*WORK TASK:*
Below are some entries; reproduce them exactly and leave every picture out.

Interface dataset entries

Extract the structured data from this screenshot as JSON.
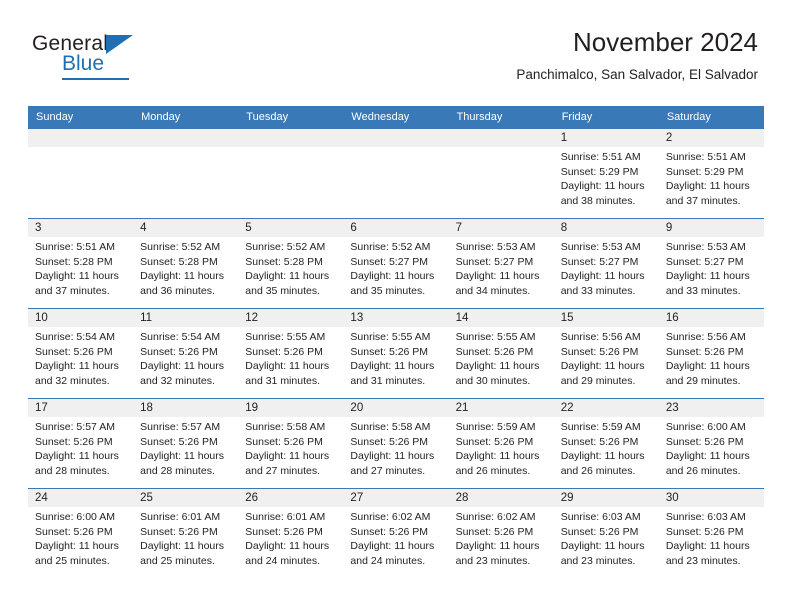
{
  "brand": {
    "word1": "General",
    "word2": "Blue",
    "accent_color": "#1f6fb2"
  },
  "header": {
    "title": "November 2024",
    "subtitle": "Panchimalco, San Salvador, El Salvador"
  },
  "calendar": {
    "header_color": "#3a79b8",
    "daynum_band_color": "#f0f0f0",
    "weekdays": [
      "Sunday",
      "Monday",
      "Tuesday",
      "Wednesday",
      "Thursday",
      "Friday",
      "Saturday"
    ],
    "labels": {
      "sunrise": "Sunrise:",
      "sunset": "Sunset:",
      "daylight": "Daylight:"
    },
    "weeks": [
      [
        {
          "day": ""
        },
        {
          "day": ""
        },
        {
          "day": ""
        },
        {
          "day": ""
        },
        {
          "day": ""
        },
        {
          "day": "1",
          "sunrise": "Sunrise: 5:51 AM",
          "sunset": "Sunset: 5:29 PM",
          "daylight": "Daylight: 11 hours and 38 minutes."
        },
        {
          "day": "2",
          "sunrise": "Sunrise: 5:51 AM",
          "sunset": "Sunset: 5:29 PM",
          "daylight": "Daylight: 11 hours and 37 minutes."
        }
      ],
      [
        {
          "day": "3",
          "sunrise": "Sunrise: 5:51 AM",
          "sunset": "Sunset: 5:28 PM",
          "daylight": "Daylight: 11 hours and 37 minutes."
        },
        {
          "day": "4",
          "sunrise": "Sunrise: 5:52 AM",
          "sunset": "Sunset: 5:28 PM",
          "daylight": "Daylight: 11 hours and 36 minutes."
        },
        {
          "day": "5",
          "sunrise": "Sunrise: 5:52 AM",
          "sunset": "Sunset: 5:28 PM",
          "daylight": "Daylight: 11 hours and 35 minutes."
        },
        {
          "day": "6",
          "sunrise": "Sunrise: 5:52 AM",
          "sunset": "Sunset: 5:27 PM",
          "daylight": "Daylight: 11 hours and 35 minutes."
        },
        {
          "day": "7",
          "sunrise": "Sunrise: 5:53 AM",
          "sunset": "Sunset: 5:27 PM",
          "daylight": "Daylight: 11 hours and 34 minutes."
        },
        {
          "day": "8",
          "sunrise": "Sunrise: 5:53 AM",
          "sunset": "Sunset: 5:27 PM",
          "daylight": "Daylight: 11 hours and 33 minutes."
        },
        {
          "day": "9",
          "sunrise": "Sunrise: 5:53 AM",
          "sunset": "Sunset: 5:27 PM",
          "daylight": "Daylight: 11 hours and 33 minutes."
        }
      ],
      [
        {
          "day": "10",
          "sunrise": "Sunrise: 5:54 AM",
          "sunset": "Sunset: 5:26 PM",
          "daylight": "Daylight: 11 hours and 32 minutes."
        },
        {
          "day": "11",
          "sunrise": "Sunrise: 5:54 AM",
          "sunset": "Sunset: 5:26 PM",
          "daylight": "Daylight: 11 hours and 32 minutes."
        },
        {
          "day": "12",
          "sunrise": "Sunrise: 5:55 AM",
          "sunset": "Sunset: 5:26 PM",
          "daylight": "Daylight: 11 hours and 31 minutes."
        },
        {
          "day": "13",
          "sunrise": "Sunrise: 5:55 AM",
          "sunset": "Sunset: 5:26 PM",
          "daylight": "Daylight: 11 hours and 31 minutes."
        },
        {
          "day": "14",
          "sunrise": "Sunrise: 5:55 AM",
          "sunset": "Sunset: 5:26 PM",
          "daylight": "Daylight: 11 hours and 30 minutes."
        },
        {
          "day": "15",
          "sunrise": "Sunrise: 5:56 AM",
          "sunset": "Sunset: 5:26 PM",
          "daylight": "Daylight: 11 hours and 29 minutes."
        },
        {
          "day": "16",
          "sunrise": "Sunrise: 5:56 AM",
          "sunset": "Sunset: 5:26 PM",
          "daylight": "Daylight: 11 hours and 29 minutes."
        }
      ],
      [
        {
          "day": "17",
          "sunrise": "Sunrise: 5:57 AM",
          "sunset": "Sunset: 5:26 PM",
          "daylight": "Daylight: 11 hours and 28 minutes."
        },
        {
          "day": "18",
          "sunrise": "Sunrise: 5:57 AM",
          "sunset": "Sunset: 5:26 PM",
          "daylight": "Daylight: 11 hours and 28 minutes."
        },
        {
          "day": "19",
          "sunrise": "Sunrise: 5:58 AM",
          "sunset": "Sunset: 5:26 PM",
          "daylight": "Daylight: 11 hours and 27 minutes."
        },
        {
          "day": "20",
          "sunrise": "Sunrise: 5:58 AM",
          "sunset": "Sunset: 5:26 PM",
          "daylight": "Daylight: 11 hours and 27 minutes."
        },
        {
          "day": "21",
          "sunrise": "Sunrise: 5:59 AM",
          "sunset": "Sunset: 5:26 PM",
          "daylight": "Daylight: 11 hours and 26 minutes."
        },
        {
          "day": "22",
          "sunrise": "Sunrise: 5:59 AM",
          "sunset": "Sunset: 5:26 PM",
          "daylight": "Daylight: 11 hours and 26 minutes."
        },
        {
          "day": "23",
          "sunrise": "Sunrise: 6:00 AM",
          "sunset": "Sunset: 5:26 PM",
          "daylight": "Daylight: 11 hours and 26 minutes."
        }
      ],
      [
        {
          "day": "24",
          "sunrise": "Sunrise: 6:00 AM",
          "sunset": "Sunset: 5:26 PM",
          "daylight": "Daylight: 11 hours and 25 minutes."
        },
        {
          "day": "25",
          "sunrise": "Sunrise: 6:01 AM",
          "sunset": "Sunset: 5:26 PM",
          "daylight": "Daylight: 11 hours and 25 minutes."
        },
        {
          "day": "26",
          "sunrise": "Sunrise: 6:01 AM",
          "sunset": "Sunset: 5:26 PM",
          "daylight": "Daylight: 11 hours and 24 minutes."
        },
        {
          "day": "27",
          "sunrise": "Sunrise: 6:02 AM",
          "sunset": "Sunset: 5:26 PM",
          "daylight": "Daylight: 11 hours and 24 minutes."
        },
        {
          "day": "28",
          "sunrise": "Sunrise: 6:02 AM",
          "sunset": "Sunset: 5:26 PM",
          "daylight": "Daylight: 11 hours and 23 minutes."
        },
        {
          "day": "29",
          "sunrise": "Sunrise: 6:03 AM",
          "sunset": "Sunset: 5:26 PM",
          "daylight": "Daylight: 11 hours and 23 minutes."
        },
        {
          "day": "30",
          "sunrise": "Sunrise: 6:03 AM",
          "sunset": "Sunset: 5:26 PM",
          "daylight": "Daylight: 11 hours and 23 minutes."
        }
      ]
    ]
  }
}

*WRITTEN ANSWER:*
Extract the structured data from this screenshot as JSON.
{
  "brand": {
    "word1": "General",
    "word2": "Blue",
    "accent_color": "#1f6fb2"
  },
  "header": {
    "title": "November 2024",
    "subtitle": "Panchimalco, San Salvador, El Salvador"
  },
  "calendar": {
    "header_color": "#3a79b8",
    "daynum_band_color": "#f0f0f0",
    "weekdays": [
      "Sunday",
      "Monday",
      "Tuesday",
      "Wednesday",
      "Thursday",
      "Friday",
      "Saturday"
    ],
    "labels": {
      "sunrise": "Sunrise:",
      "sunset": "Sunset:",
      "daylight": "Daylight:"
    },
    "weeks": [
      [
        {
          "day": ""
        },
        {
          "day": ""
        },
        {
          "day": ""
        },
        {
          "day": ""
        },
        {
          "day": ""
        },
        {
          "day": "1",
          "sunrise": "Sunrise: 5:51 AM",
          "sunset": "Sunset: 5:29 PM",
          "daylight": "Daylight: 11 hours and 38 minutes."
        },
        {
          "day": "2",
          "sunrise": "Sunrise: 5:51 AM",
          "sunset": "Sunset: 5:29 PM",
          "daylight": "Daylight: 11 hours and 37 minutes."
        }
      ],
      [
        {
          "day": "3",
          "sunrise": "Sunrise: 5:51 AM",
          "sunset": "Sunset: 5:28 PM",
          "daylight": "Daylight: 11 hours and 37 minutes."
        },
        {
          "day": "4",
          "sunrise": "Sunrise: 5:52 AM",
          "sunset": "Sunset: 5:28 PM",
          "daylight": "Daylight: 11 hours and 36 minutes."
        },
        {
          "day": "5",
          "sunrise": "Sunrise: 5:52 AM",
          "sunset": "Sunset: 5:28 PM",
          "daylight": "Daylight: 11 hours and 35 minutes."
        },
        {
          "day": "6",
          "sunrise": "Sunrise: 5:52 AM",
          "sunset": "Sunset: 5:27 PM",
          "daylight": "Daylight: 11 hours and 35 minutes."
        },
        {
          "day": "7",
          "sunrise": "Sunrise: 5:53 AM",
          "sunset": "Sunset: 5:27 PM",
          "daylight": "Daylight: 11 hours and 34 minutes."
        },
        {
          "day": "8",
          "sunrise": "Sunrise: 5:53 AM",
          "sunset": "Sunset: 5:27 PM",
          "daylight": "Daylight: 11 hours and 33 minutes."
        },
        {
          "day": "9",
          "sunrise": "Sunrise: 5:53 AM",
          "sunset": "Sunset: 5:27 PM",
          "daylight": "Daylight: 11 hours and 33 minutes."
        }
      ],
      [
        {
          "day": "10",
          "sunrise": "Sunrise: 5:54 AM",
          "sunset": "Sunset: 5:26 PM",
          "daylight": "Daylight: 11 hours and 32 minutes."
        },
        {
          "day": "11",
          "sunrise": "Sunrise: 5:54 AM",
          "sunset": "Sunset: 5:26 PM",
          "daylight": "Daylight: 11 hours and 32 minutes."
        },
        {
          "day": "12",
          "sunrise": "Sunrise: 5:55 AM",
          "sunset": "Sunset: 5:26 PM",
          "daylight": "Daylight: 11 hours and 31 minutes."
        },
        {
          "day": "13",
          "sunrise": "Sunrise: 5:55 AM",
          "sunset": "Sunset: 5:26 PM",
          "daylight": "Daylight: 11 hours and 31 minutes."
        },
        {
          "day": "14",
          "sunrise": "Sunrise: 5:55 AM",
          "sunset": "Sunset: 5:26 PM",
          "daylight": "Daylight: 11 hours and 30 minutes."
        },
        {
          "day": "15",
          "sunrise": "Sunrise: 5:56 AM",
          "sunset": "Sunset: 5:26 PM",
          "daylight": "Daylight: 11 hours and 29 minutes."
        },
        {
          "day": "16",
          "sunrise": "Sunrise: 5:56 AM",
          "sunset": "Sunset: 5:26 PM",
          "daylight": "Daylight: 11 hours and 29 minutes."
        }
      ],
      [
        {
          "day": "17",
          "sunrise": "Sunrise: 5:57 AM",
          "sunset": "Sunset: 5:26 PM",
          "daylight": "Daylight: 11 hours and 28 minutes."
        },
        {
          "day": "18",
          "sunrise": "Sunrise: 5:57 AM",
          "sunset": "Sunset: 5:26 PM",
          "daylight": "Daylight: 11 hours and 28 minutes."
        },
        {
          "day": "19",
          "sunrise": "Sunrise: 5:58 AM",
          "sunset": "Sunset: 5:26 PM",
          "daylight": "Daylight: 11 hours and 27 minutes."
        },
        {
          "day": "20",
          "sunrise": "Sunrise: 5:58 AM",
          "sunset": "Sunset: 5:26 PM",
          "daylight": "Daylight: 11 hours and 27 minutes."
        },
        {
          "day": "21",
          "sunrise": "Sunrise: 5:59 AM",
          "sunset": "Sunset: 5:26 PM",
          "daylight": "Daylight: 11 hours and 26 minutes."
        },
        {
          "day": "22",
          "sunrise": "Sunrise: 5:59 AM",
          "sunset": "Sunset: 5:26 PM",
          "daylight": "Daylight: 11 hours and 26 minutes."
        },
        {
          "day": "23",
          "sunrise": "Sunrise: 6:00 AM",
          "sunset": "Sunset: 5:26 PM",
          "daylight": "Daylight: 11 hours and 26 minutes."
        }
      ],
      [
        {
          "day": "24",
          "sunrise": "Sunrise: 6:00 AM",
          "sunset": "Sunset: 5:26 PM",
          "daylight": "Daylight: 11 hours and 25 minutes."
        },
        {
          "day": "25",
          "sunrise": "Sunrise: 6:01 AM",
          "sunset": "Sunset: 5:26 PM",
          "daylight": "Daylight: 11 hours and 25 minutes."
        },
        {
          "day": "26",
          "sunrise": "Sunrise: 6:01 AM",
          "sunset": "Sunset: 5:26 PM",
          "daylight": "Daylight: 11 hours and 24 minutes."
        },
        {
          "day": "27",
          "sunrise": "Sunrise: 6:02 AM",
          "sunset": "Sunset: 5:26 PM",
          "daylight": "Daylight: 11 hours and 24 minutes."
        },
        {
          "day": "28",
          "sunrise": "Sunrise: 6:02 AM",
          "sunset": "Sunset: 5:26 PM",
          "daylight": "Daylight: 11 hours and 23 minutes."
        },
        {
          "day": "29",
          "sunrise": "Sunrise: 6:03 AM",
          "sunset": "Sunset: 5:26 PM",
          "daylight": "Daylight: 11 hours and 23 minutes."
        },
        {
          "day": "30",
          "sunrise": "Sunrise: 6:03 AM",
          "sunset": "Sunset: 5:26 PM",
          "daylight": "Daylight: 11 hours and 23 minutes."
        }
      ]
    ]
  }
}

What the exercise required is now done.